The number of miles cycled on roads in Great Britain has risen by a third in the last 25 years, new DfT statistics reveal.
Road traffic estimates for 2018, published on 14 May, show that 3.3bn miles were cycled last year – 33.7% more than recorded in 1993.
Looking at shorter term trends, the number of miles cycled in 2018 increased year-on-year by 1.8% – with the total 6.4% higher than five years ago.
However, the DfT says year-to-year changes in cycle traffic can be ‘volatile’ due to factors such as the weather, so long-term changes are more reliable indicators of underlying trends.
Breaking down the 2018 cycling figures, 60% of the miles travelled (2bn) were on minor urban roads – with 22% (0.7bn) on minor rural roads.
Cars continue to dominate
In total, the DfT figures show 328.1bn miles were travelled on roads in Great Britain in 2018 – a slight year-on-year rise of 0.3%.
The majority of these (78%) were carried out by cars – with 255bn miles representing the highest annual estimate on record.
In terms of motorised traffic, the biggest rise in the number of miles travelled in 2018 was by vans – up 0.9% to 55bn miles.

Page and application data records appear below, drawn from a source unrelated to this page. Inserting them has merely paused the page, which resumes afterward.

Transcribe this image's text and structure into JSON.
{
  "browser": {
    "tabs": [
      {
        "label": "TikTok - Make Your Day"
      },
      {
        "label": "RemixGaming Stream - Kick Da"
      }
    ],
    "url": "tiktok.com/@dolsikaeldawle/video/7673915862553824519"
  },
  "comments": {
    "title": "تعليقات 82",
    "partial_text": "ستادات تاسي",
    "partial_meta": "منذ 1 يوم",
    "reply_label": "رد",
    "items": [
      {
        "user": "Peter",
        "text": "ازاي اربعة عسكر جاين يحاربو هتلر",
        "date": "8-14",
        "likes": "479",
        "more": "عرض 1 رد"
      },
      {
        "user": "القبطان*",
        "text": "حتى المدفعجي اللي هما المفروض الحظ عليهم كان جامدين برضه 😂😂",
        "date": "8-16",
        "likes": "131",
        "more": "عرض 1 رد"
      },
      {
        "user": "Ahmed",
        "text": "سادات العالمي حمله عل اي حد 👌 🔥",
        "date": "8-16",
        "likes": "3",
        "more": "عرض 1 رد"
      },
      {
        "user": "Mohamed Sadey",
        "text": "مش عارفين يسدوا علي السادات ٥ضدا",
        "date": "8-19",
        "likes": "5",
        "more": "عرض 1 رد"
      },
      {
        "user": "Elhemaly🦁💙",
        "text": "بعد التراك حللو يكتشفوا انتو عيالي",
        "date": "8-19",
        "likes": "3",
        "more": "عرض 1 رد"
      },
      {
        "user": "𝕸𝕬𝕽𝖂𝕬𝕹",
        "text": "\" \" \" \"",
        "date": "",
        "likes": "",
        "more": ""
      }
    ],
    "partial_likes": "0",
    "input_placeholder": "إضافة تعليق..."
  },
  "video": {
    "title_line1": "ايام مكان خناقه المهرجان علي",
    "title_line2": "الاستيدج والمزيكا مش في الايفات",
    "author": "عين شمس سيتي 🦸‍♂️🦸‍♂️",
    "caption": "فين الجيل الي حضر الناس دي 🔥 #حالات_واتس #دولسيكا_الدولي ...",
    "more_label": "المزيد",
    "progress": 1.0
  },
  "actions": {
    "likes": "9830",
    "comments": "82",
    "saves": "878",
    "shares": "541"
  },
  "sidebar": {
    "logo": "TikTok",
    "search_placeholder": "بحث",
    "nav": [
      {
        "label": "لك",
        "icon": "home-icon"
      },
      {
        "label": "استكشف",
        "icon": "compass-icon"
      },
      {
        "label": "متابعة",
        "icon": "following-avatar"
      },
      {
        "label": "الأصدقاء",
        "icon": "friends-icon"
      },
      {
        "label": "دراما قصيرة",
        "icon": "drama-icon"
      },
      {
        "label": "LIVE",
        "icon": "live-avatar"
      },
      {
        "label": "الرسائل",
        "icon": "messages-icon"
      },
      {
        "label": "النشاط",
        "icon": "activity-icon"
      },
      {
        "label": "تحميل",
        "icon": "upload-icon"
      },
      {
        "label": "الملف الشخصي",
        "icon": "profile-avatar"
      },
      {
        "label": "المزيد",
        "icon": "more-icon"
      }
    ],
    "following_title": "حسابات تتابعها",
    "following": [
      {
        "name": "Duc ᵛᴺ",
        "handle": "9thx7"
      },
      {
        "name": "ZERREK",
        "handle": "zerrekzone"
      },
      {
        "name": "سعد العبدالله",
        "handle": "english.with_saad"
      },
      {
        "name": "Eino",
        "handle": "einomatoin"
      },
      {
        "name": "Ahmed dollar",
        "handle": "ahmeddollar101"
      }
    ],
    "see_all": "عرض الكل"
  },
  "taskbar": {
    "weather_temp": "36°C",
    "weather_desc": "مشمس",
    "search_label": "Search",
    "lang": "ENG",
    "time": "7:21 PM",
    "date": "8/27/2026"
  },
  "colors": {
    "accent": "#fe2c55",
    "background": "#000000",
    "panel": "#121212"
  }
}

However, there were falls in the number of miles travelled by motorcyclists (down 0.9% to 2.7bn) and buses (down 4.7% to 2.3bn).
The decline in the number of miles travelled by buses continues a long-term downward trend – with 26.8% fewer miles travelled than a decade ago.
Looking at road type, ‘A’ roads accounted for 148.6bn miles, followed by minor roads (110.5bn) and motorways (69bn).